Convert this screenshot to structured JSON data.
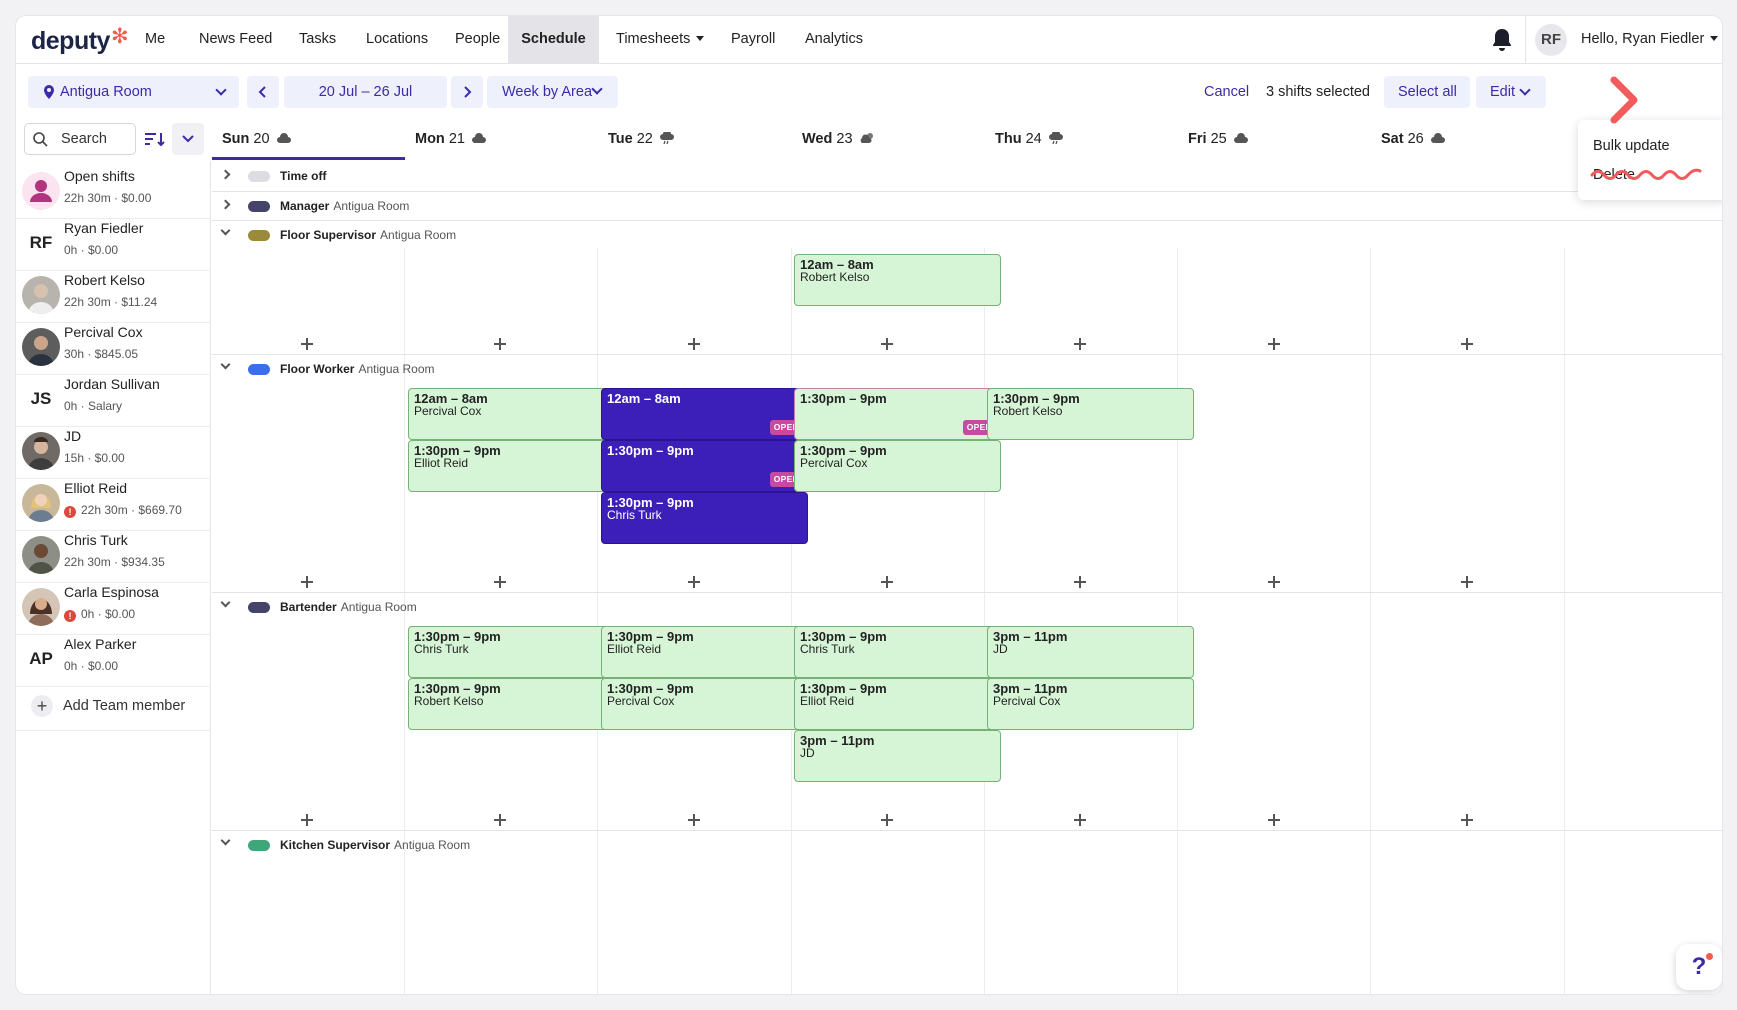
{
  "brand": {
    "name": "deputy",
    "accent": "#3c2aa8",
    "logo_star": "#f25b4b"
  },
  "nav": {
    "items": [
      {
        "label": "Me"
      },
      {
        "label": "News Feed"
      },
      {
        "label": "Tasks"
      },
      {
        "label": "Locations"
      },
      {
        "label": "People"
      },
      {
        "label": "Schedule",
        "active": true
      },
      {
        "label": "Timesheets",
        "dropdown": true
      },
      {
        "label": "Payroll"
      },
      {
        "label": "Analytics"
      }
    ],
    "user_initials": "RF",
    "greeting": "Hello, Ryan Fiedler",
    "bell_icon": "bell-icon"
  },
  "toolbar": {
    "location": "Antigua Room",
    "date_range": "20 Jul – 26 Jul",
    "view": "Week by Area",
    "cancel": "Cancel",
    "selected_count": "3 shifts selected",
    "select_all": "Select all",
    "edit": "Edit"
  },
  "edit_menu": {
    "items": [
      "Bulk update",
      "Delete"
    ]
  },
  "search": {
    "placeholder": "Search"
  },
  "days": [
    {
      "label": "Sun",
      "num": "20",
      "weather": "cloud-icon"
    },
    {
      "label": "Mon",
      "num": "21",
      "weather": "cloud-icon"
    },
    {
      "label": "Tue",
      "num": "22",
      "weather": "rain-icon"
    },
    {
      "label": "Wed",
      "num": "23",
      "weather": "partly-sunny-icon"
    },
    {
      "label": "Thu",
      "num": "24",
      "weather": "rain-icon"
    },
    {
      "label": "Fri",
      "num": "25",
      "weather": "cloud-icon"
    },
    {
      "label": "Sat",
      "num": "26",
      "weather": "cloud-icon"
    }
  ],
  "members": [
    {
      "name": "Open shifts",
      "meta": "22h 30m · $0.00",
      "avatar": "open-shifts-icon"
    },
    {
      "name": "Ryan Fiedler",
      "meta": "0h · $0.00",
      "initials": "RF"
    },
    {
      "name": "Robert Kelso",
      "meta": "22h 30m · $11.24",
      "avatar": "photo"
    },
    {
      "name": "Percival Cox",
      "meta": "30h · $845.05",
      "avatar": "photo"
    },
    {
      "name": "Jordan Sullivan",
      "meta": "0h · Salary",
      "initials": "JS"
    },
    {
      "name": "JD",
      "meta": "15h · $0.00",
      "avatar": "photo"
    },
    {
      "name": "Elliot Reid",
      "meta": "22h 30m · $669.70",
      "avatar": "photo",
      "warning": true
    },
    {
      "name": "Chris Turk",
      "meta": "22h 30m · $934.35",
      "avatar": "photo"
    },
    {
      "name": "Carla Espinosa",
      "meta": "0h · $0.00",
      "avatar": "photo",
      "warning": true
    },
    {
      "name": "Alex Parker",
      "meta": "0h · $0.00",
      "initials": "AP"
    }
  ],
  "add_member": "Add Team member",
  "areas": [
    {
      "name": "Time off",
      "location": "",
      "color": "#dcdce2"
    },
    {
      "name": "Manager",
      "location": "Antigua Room",
      "color": "#44446a"
    },
    {
      "name": "Floor Supervisor",
      "location": "Antigua Room",
      "color": "#9a8a3a"
    },
    {
      "name": "Floor Worker",
      "location": "Antigua Room",
      "color": "#3c6df0"
    },
    {
      "name": "Bartender",
      "location": "Antigua Room",
      "color": "#44446a"
    },
    {
      "name": "Kitchen Supervisor",
      "location": "Antigua Room",
      "color": "#3fa67a"
    }
  ],
  "shifts": {
    "floor_supervisor": [
      {
        "time": "12am – 8am",
        "who": "Robert Kelso"
      }
    ],
    "floor_worker": [
      {
        "time": "12am – 8am",
        "who": "Percival Cox"
      },
      {
        "time": "1:30pm – 9pm",
        "who": "Elliot Reid"
      },
      {
        "time": "12am – 8am",
        "who": "",
        "badge": "OPEN"
      },
      {
        "time": "1:30pm – 9pm",
        "who": "",
        "badge": "OPEN"
      },
      {
        "time": "1:30pm – 9pm",
        "who": "Chris Turk"
      },
      {
        "time": "1:30pm – 9pm",
        "who": "",
        "badge": "OPEN"
      },
      {
        "time": "1:30pm – 9pm",
        "who": "Percival Cox"
      },
      {
        "time": "1:30pm – 9pm",
        "who": "Robert Kelso"
      }
    ],
    "bartender": [
      {
        "time": "1:30pm – 9pm",
        "who": "Chris Turk"
      },
      {
        "time": "1:30pm – 9pm",
        "who": "Robert Kelso"
      },
      {
        "time": "1:30pm – 9pm",
        "who": "Elliot Reid"
      },
      {
        "time": "1:30pm – 9pm",
        "who": "Percival Cox"
      },
      {
        "time": "1:30pm – 9pm",
        "who": "Chris Turk"
      },
      {
        "time": "1:30pm – 9pm",
        "who": "Elliot Reid"
      },
      {
        "time": "3pm – 11pm",
        "who": "JD"
      },
      {
        "time": "3pm – 11pm",
        "who": "JD"
      },
      {
        "time": "3pm – 11pm",
        "who": "Percival Cox"
      }
    ]
  },
  "help": "?"
}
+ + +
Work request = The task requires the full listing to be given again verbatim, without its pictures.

Written response =
Convert this screenshot to structured JSON data.
{
  "brand": {
    "name": "deputy",
    "accent": "#3c2aa8",
    "logo_star": "#f25b4b"
  },
  "nav": {
    "items": [
      {
        "label": "Me"
      },
      {
        "label": "News Feed"
      },
      {
        "label": "Tasks"
      },
      {
        "label": "Locations"
      },
      {
        "label": "People"
      },
      {
        "label": "Schedule",
        "active": true
      },
      {
        "label": "Timesheets",
        "dropdown": true
      },
      {
        "label": "Payroll"
      },
      {
        "label": "Analytics"
      }
    ],
    "user_initials": "RF",
    "greeting": "Hello, Ryan Fiedler",
    "bell_icon": "bell-icon"
  },
  "toolbar": {
    "location": "Antigua Room",
    "date_range": "20 Jul – 26 Jul",
    "view": "Week by Area",
    "cancel": "Cancel",
    "selected_count": "3 shifts selected",
    "select_all": "Select all",
    "edit": "Edit"
  },
  "edit_menu": {
    "items": [
      "Bulk update",
      "Delete"
    ]
  },
  "search": {
    "placeholder": "Search"
  },
  "days": [
    {
      "label": "Sun",
      "num": "20",
      "weather": "cloud-icon"
    },
    {
      "label": "Mon",
      "num": "21",
      "weather": "cloud-icon"
    },
    {
      "label": "Tue",
      "num": "22",
      "weather": "rain-icon"
    },
    {
      "label": "Wed",
      "num": "23",
      "weather": "partly-sunny-icon"
    },
    {
      "label": "Thu",
      "num": "24",
      "weather": "rain-icon"
    },
    {
      "label": "Fri",
      "num": "25",
      "weather": "cloud-icon"
    },
    {
      "label": "Sat",
      "num": "26",
      "weather": "cloud-icon"
    }
  ],
  "members": [
    {
      "name": "Open shifts",
      "meta": "22h 30m · $0.00",
      "avatar": "open-shifts-icon"
    },
    {
      "name": "Ryan Fiedler",
      "meta": "0h · $0.00",
      "initials": "RF"
    },
    {
      "name": "Robert Kelso",
      "meta": "22h 30m · $11.24",
      "avatar": "photo"
    },
    {
      "name": "Percival Cox",
      "meta": "30h · $845.05",
      "avatar": "photo"
    },
    {
      "name": "Jordan Sullivan",
      "meta": "0h · Salary",
      "initials": "JS"
    },
    {
      "name": "JD",
      "meta": "15h · $0.00",
      "avatar": "photo"
    },
    {
      "name": "Elliot Reid",
      "meta": "22h 30m · $669.70",
      "avatar": "photo",
      "warning": true
    },
    {
      "name": "Chris Turk",
      "meta": "22h 30m · $934.35",
      "avatar": "photo"
    },
    {
      "name": "Carla Espinosa",
      "meta": "0h · $0.00",
      "avatar": "photo",
      "warning": true
    },
    {
      "name": "Alex Parker",
      "meta": "0h · $0.00",
      "initials": "AP"
    }
  ],
  "add_member": "Add Team member",
  "areas": [
    {
      "name": "Time off",
      "location": "",
      "color": "#dcdce2"
    },
    {
      "name": "Manager",
      "location": "Antigua Room",
      "color": "#44446a"
    },
    {
      "name": "Floor Supervisor",
      "location": "Antigua Room",
      "color": "#9a8a3a"
    },
    {
      "name": "Floor Worker",
      "location": "Antigua Room",
      "color": "#3c6df0"
    },
    {
      "name": "Bartender",
      "location": "Antigua Room",
      "color": "#44446a"
    },
    {
      "name": "Kitchen Supervisor",
      "location": "Antigua Room",
      "color": "#3fa67a"
    }
  ],
  "shifts": {
    "floor_supervisor": [
      {
        "time": "12am – 8am",
        "who": "Robert Kelso"
      }
    ],
    "floor_worker": [
      {
        "time": "12am – 8am",
        "who": "Percival Cox"
      },
      {
        "time": "1:30pm – 9pm",
        "who": "Elliot Reid"
      },
      {
        "time": "12am – 8am",
        "who": "",
        "badge": "OPEN"
      },
      {
        "time": "1:30pm – 9pm",
        "who": "",
        "badge": "OPEN"
      },
      {
        "time": "1:30pm – 9pm",
        "who": "Chris Turk"
      },
      {
        "time": "1:30pm – 9pm",
        "who": "",
        "badge": "OPEN"
      },
      {
        "time": "1:30pm – 9pm",
        "who": "Percival Cox"
      },
      {
        "time": "1:30pm – 9pm",
        "who": "Robert Kelso"
      }
    ],
    "bartender": [
      {
        "time": "1:30pm – 9pm",
        "who": "Chris Turk"
      },
      {
        "time": "1:30pm – 9pm",
        "who": "Robert Kelso"
      },
      {
        "time": "1:30pm – 9pm",
        "who": "Elliot Reid"
      },
      {
        "time": "1:30pm – 9pm",
        "who": "Percival Cox"
      },
      {
        "time": "1:30pm – 9pm",
        "who": "Chris Turk"
      },
      {
        "time": "1:30pm – 9pm",
        "who": "Elliot Reid"
      },
      {
        "time": "3pm – 11pm",
        "who": "JD"
      },
      {
        "time": "3pm – 11pm",
        "who": "JD"
      },
      {
        "time": "3pm – 11pm",
        "who": "Percival Cox"
      }
    ]
  },
  "help": "?"
}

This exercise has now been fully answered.